The world’s top legislators gathered in Vienna, Austria this week for the first major in-person international parliamentary meeting in over 18 months. The Fifth World Conference of Speakers of Parliament brought together close to 100 Speakers from some 115 national parliaments and the heads of over a dozen regional and other parliamentary organizations.
At the Conference, which was organized by the Austrian Parliament in cooperation with the United Nations, the Speakers of Parliament adopted a high-level declaration on parliamentary leadership for more effective multilateralism that delivers peace and sustainable development for the people and the planet.
The declaration underscores the importance of international solidarity and cooperation between parliaments in recovery efforts from the COVID-19 pandemic. Those efforts must uphold the rule of law, democratic principles and universal human rights. The recovery must be inclusive, sustainable, green and include innovative solutions to the climate crisis.
IPU President, Duarte Pacheco said “Over the past year, we have seen how governments have used the pandemic as a pretext to roll back human rights and weaken democracy. We have seen violations of the human rights of fellow parliamentarians in many countries including Myanmar, and more recently Afghanistan and Guinea. The IPU is the only organization that stands behind them. Indeed, we are sometimes the last recourse for them. In Tunisia, we also call on all sides to find a peaceful resolution that respects the integrity of parliament."
President of the Austrian National Council, Wolfgang Sobotka said “This Conference sends two important signals to the world. Firstly, international parliamentary dialogue is back with parliamentarians from around the world able to meet in person in Vienna; and secondly the importance of finding international solutions for global problems as, for example, the rapid development of vaccines against the coronavirus has shown.
IPU Secretary General, Martin Chungong said “There is no shortage of challenges facing the global community at the moment. But we have also seen that democracies have shown resilience and refuse to be shut down by COVID-19. Parliaments have been robust in their response to the pandemic. But we cannot take democracy for granted.”
Former Deputy Speaker of the National Assembly of Afghanistan, Fawzia Koofi, who had been on one of the last flights out of Afghanistan, spoke of her country as the latest test of global solidarity in the face of adversity.
Addressing the Speakers of Parliament in person, she called for international solidarity and support for all Afghans at risk. She spoke in particular of the dangers facing women MPs in Afghanistan, who are no longer able to exercise their democratic rights.
With the backdrop of extreme weather over the past few months, the Speakers heard from Valérie Masson-Delmotte, one of the scientists behind the latest report on climate change published by the UN's Intergovernmental Panel on Climate Change.
She underlined that a catastrophe could be avoided if the world acted fast. There is hope that substantial cuts in emissions of greenhouse gases could stabilize rising temperatures.

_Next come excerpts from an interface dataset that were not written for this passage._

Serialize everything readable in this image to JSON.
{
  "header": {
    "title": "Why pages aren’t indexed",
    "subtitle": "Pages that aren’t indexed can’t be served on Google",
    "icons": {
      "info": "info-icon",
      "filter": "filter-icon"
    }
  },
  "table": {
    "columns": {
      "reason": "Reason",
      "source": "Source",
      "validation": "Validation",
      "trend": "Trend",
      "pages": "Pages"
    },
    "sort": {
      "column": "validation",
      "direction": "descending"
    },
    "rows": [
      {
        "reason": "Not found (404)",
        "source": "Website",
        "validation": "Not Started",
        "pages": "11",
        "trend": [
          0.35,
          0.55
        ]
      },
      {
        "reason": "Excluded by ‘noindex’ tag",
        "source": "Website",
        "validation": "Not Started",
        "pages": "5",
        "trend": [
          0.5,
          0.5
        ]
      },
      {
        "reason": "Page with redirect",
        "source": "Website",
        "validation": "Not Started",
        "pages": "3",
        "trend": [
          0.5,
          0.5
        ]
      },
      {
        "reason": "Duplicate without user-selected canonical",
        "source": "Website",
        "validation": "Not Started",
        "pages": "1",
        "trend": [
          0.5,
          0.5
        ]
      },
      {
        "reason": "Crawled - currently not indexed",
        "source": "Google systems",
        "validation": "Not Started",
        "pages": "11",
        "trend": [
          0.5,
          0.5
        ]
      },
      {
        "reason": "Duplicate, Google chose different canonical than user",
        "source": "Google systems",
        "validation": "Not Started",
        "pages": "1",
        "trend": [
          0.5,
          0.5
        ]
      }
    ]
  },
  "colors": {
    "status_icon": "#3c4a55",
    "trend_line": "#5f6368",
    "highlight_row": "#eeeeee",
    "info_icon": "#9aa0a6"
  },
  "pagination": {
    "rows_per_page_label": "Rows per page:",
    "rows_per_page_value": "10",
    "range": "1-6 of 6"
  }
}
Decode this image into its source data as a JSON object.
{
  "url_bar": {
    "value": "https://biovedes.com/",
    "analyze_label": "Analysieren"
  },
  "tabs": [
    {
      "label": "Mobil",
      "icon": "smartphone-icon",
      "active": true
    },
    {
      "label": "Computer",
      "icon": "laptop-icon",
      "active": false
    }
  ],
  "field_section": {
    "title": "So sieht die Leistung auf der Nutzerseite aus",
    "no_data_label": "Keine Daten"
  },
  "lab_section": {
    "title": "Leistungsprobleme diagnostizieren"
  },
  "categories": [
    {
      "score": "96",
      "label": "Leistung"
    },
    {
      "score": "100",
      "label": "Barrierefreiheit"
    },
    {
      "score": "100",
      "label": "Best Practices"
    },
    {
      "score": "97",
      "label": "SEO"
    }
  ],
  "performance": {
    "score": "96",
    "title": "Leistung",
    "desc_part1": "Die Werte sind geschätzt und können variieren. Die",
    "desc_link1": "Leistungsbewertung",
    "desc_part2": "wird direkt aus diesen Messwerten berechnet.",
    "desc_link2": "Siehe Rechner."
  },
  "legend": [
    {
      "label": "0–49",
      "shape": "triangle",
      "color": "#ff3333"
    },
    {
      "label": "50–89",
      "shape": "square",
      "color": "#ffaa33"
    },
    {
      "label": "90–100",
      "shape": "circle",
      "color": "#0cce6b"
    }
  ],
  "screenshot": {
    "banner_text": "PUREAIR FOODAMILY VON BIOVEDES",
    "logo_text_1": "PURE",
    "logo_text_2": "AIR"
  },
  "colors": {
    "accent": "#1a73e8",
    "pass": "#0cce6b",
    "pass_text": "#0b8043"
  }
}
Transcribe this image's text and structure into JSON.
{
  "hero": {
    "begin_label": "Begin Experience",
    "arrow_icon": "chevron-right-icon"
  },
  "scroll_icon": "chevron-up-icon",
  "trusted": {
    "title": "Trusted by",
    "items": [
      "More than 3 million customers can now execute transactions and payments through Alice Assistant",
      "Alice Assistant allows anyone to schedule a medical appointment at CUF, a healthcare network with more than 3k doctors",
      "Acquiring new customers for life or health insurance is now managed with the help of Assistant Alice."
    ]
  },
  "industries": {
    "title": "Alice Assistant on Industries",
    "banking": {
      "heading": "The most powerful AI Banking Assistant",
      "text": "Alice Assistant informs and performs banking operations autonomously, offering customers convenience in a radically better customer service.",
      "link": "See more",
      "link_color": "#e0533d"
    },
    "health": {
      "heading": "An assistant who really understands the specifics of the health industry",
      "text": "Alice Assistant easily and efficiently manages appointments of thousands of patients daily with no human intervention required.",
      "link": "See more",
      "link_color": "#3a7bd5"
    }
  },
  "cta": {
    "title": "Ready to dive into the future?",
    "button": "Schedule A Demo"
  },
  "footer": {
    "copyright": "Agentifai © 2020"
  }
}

Preceding the Conference, the Thirteenth Summit of Women Speakers of Parliament, brought together some of the 20 per cent of Speakers of Parliament in the world who are women.
They paid tribute to women from all walks of life who were instrumental in confronting the COVID-19 pandemic. The Summit’s deliberations informed the final Conference declaration underlining the importance of putting gender equality and the empowerment of women at the heart of the pandemic response and recovery.
The Fifth World Conference of Speakers of Parliament will be followed by the First First Global Parliamentary Summit on Counter-Terrorism on 9 September. The Summit is being jointly organized by the IPU and the United Nations.
The IPU is the global organization of national parliaments. It was founded more than 130 years ago as the first multilateral political organization in the world, encouraging cooperation and dialogue between all nations. Today, the IPU comprises 179 national Member Parliaments and 13 regional parliamentary bodies. It promotes democracy and helps parliaments become stronger, younger, gender-balanced and more diverse. It also defends the human rights of parliamentarians through a dedicated committee made up of MPs from around the world. Twice a year, the IPU convenes over 1,500 parliamentary delegates and partners in a world assembly, bringing a parliamentary dimension to global governance, including the work of the United Nations and the implementation of the 2030 Agenda for Sustainable Development.